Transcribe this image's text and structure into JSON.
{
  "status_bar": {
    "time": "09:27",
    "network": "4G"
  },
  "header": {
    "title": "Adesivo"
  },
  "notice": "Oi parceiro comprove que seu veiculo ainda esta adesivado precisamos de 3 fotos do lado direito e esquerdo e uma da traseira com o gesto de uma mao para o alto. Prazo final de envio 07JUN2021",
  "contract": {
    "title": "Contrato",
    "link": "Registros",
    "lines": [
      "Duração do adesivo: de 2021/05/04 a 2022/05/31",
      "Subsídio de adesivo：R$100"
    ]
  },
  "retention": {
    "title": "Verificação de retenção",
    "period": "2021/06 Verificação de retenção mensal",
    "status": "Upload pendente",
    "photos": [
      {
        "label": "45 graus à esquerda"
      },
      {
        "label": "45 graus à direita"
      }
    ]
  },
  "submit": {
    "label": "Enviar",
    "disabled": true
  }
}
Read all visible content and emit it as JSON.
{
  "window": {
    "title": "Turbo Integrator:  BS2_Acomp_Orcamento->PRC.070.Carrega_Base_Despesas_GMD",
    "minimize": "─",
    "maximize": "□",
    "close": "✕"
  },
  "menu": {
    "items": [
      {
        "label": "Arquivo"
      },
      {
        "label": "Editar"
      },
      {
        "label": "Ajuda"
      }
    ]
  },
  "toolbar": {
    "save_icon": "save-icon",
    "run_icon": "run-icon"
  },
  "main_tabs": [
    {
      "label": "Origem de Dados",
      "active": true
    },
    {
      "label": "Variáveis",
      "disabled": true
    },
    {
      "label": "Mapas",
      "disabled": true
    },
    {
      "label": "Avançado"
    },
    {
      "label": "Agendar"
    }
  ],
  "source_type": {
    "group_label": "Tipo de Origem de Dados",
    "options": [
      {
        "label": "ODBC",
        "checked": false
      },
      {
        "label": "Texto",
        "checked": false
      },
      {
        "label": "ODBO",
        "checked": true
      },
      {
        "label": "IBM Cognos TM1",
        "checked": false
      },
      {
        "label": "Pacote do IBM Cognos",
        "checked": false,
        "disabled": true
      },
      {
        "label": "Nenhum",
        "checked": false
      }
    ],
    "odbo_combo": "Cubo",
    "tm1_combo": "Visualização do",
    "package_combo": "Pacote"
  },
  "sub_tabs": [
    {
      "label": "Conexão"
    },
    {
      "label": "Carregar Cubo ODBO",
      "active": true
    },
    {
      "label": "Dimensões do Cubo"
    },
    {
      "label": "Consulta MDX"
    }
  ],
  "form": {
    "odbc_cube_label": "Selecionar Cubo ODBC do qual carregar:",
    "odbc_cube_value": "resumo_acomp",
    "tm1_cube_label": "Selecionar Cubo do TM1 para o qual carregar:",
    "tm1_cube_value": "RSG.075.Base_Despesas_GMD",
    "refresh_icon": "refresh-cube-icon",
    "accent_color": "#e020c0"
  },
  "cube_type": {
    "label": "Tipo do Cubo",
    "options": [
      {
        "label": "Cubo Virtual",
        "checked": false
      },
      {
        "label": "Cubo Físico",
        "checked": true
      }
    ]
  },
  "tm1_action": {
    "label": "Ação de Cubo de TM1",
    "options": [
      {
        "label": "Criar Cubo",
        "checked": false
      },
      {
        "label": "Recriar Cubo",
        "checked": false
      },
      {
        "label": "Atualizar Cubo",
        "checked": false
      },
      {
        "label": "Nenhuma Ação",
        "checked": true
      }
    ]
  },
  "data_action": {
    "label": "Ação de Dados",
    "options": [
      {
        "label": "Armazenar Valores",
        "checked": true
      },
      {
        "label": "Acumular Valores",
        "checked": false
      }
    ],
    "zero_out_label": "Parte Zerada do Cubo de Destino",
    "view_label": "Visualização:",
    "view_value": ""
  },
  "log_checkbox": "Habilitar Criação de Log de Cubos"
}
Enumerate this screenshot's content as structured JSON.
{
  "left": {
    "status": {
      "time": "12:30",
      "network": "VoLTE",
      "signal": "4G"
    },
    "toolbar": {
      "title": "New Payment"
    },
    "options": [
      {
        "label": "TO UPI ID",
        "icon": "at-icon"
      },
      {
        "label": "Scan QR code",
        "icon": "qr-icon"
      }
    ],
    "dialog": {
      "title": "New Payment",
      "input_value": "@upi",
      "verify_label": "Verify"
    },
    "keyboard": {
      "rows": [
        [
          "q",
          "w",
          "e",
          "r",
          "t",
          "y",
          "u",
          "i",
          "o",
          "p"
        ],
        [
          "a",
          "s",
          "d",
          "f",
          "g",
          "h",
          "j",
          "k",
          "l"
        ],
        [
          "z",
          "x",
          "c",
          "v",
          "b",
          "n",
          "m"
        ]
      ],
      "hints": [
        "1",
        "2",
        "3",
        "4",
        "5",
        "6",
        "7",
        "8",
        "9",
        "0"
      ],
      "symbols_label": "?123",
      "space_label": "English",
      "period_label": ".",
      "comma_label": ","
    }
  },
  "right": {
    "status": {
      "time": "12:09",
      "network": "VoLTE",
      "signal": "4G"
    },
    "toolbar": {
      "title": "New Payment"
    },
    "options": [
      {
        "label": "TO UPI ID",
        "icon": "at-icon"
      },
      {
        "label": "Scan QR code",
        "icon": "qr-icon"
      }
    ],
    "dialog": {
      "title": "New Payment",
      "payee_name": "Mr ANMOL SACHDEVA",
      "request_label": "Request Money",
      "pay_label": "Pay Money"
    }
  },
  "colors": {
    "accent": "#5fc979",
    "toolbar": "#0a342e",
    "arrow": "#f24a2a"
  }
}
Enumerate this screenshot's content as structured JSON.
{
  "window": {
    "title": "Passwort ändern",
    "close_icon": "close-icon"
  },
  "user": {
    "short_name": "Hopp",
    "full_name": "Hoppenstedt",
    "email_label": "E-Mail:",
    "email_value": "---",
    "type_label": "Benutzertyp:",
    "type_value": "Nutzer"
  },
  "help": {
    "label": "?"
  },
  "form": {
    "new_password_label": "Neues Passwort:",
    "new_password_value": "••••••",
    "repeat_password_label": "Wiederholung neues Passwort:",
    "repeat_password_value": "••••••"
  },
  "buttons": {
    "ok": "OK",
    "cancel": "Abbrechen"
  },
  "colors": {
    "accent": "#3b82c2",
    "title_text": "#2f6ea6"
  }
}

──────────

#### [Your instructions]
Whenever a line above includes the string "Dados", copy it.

#### [Task answer]
      "label": "Origem de Dados",
    "group_label": "Tipo de Origem de Dados",
    "label": "Ação de Dados",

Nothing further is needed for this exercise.